   We had a lovely Thanksgiving.  It was a wonderfully happy chaos with only half of our grandkids in attendance.  One of the things I am most grateful for is my family. How could I not love a holiday which provides quality time with loved ones and a good excuse to enjoy some of our favorite foods.

     I think we showed a little restraint this year in that we only had seven pies this year. I made one heavenly hazelnut pie, three pumpkin pies, and a cherry pie. My daughter, Rachel, made a blender lemon pie and a banana creme pie.  I also made fish eye pudding (tapioca) and Linda bought some Costco pumpkin rolls.  The guest of honor was a pretty good sized turkey, accompanied by the usual mashed potatoes and turkey gravy. We had bought a ham that we didn't use. We also had a lovely fruit salad, sweet potatoes, olives, Beth's dinner rolls, a quinoa dish, Grandma Cozy's scalloped corn, and a number of other tasty dishes. The amazing thing was how much food we had left over at the end.  With a head count of 25 and only one turkey, I didn't expect there would be much turkey left at the end of the day.   Yet somehow I made two gallons of turkey and noodles from the carcass and I am still eating leftover turkey a week later.
Lucy Tunnell helping herself to the fruit salad

Madelynn Veatch and Cassy Parrot

Luna Wessel and Abby Veatch
       Mike Veatch brought his electronic drum set.  After dinner we enjoyed a nice little jam session with Mike on drums, Chet Arnett on guitar, and Madelynn on trumpet.  I was really amazed at how good Madelynn sounds on her trumpet.

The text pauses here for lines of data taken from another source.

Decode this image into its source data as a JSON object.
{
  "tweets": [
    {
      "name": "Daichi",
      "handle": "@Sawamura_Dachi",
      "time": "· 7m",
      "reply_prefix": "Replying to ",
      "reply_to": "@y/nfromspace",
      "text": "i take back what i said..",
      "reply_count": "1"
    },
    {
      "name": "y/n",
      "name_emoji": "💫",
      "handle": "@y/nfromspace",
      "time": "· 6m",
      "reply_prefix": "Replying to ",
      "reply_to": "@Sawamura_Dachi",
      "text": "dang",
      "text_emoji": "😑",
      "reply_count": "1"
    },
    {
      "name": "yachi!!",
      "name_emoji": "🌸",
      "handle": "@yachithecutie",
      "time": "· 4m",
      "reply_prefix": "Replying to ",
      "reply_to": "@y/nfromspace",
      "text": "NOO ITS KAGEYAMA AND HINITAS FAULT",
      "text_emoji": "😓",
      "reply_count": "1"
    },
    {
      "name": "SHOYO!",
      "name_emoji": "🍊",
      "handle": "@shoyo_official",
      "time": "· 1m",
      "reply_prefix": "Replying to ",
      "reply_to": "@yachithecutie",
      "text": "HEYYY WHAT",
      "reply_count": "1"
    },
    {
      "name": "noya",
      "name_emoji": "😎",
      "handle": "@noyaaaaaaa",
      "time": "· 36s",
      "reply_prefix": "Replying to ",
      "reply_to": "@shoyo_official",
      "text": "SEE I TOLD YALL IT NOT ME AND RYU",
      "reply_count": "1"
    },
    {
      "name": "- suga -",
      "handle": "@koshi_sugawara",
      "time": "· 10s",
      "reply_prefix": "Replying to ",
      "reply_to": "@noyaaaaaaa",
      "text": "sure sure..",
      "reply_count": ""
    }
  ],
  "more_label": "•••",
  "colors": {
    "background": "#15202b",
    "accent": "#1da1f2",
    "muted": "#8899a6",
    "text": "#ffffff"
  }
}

She sounds like she had been playing it for a lot longer than just a year and some change.  After the big boys were through playing with the drums some of the younger kids gave them a try. John Tunnell was really rocking out. I was so grateful the drums were electronic with a volume control.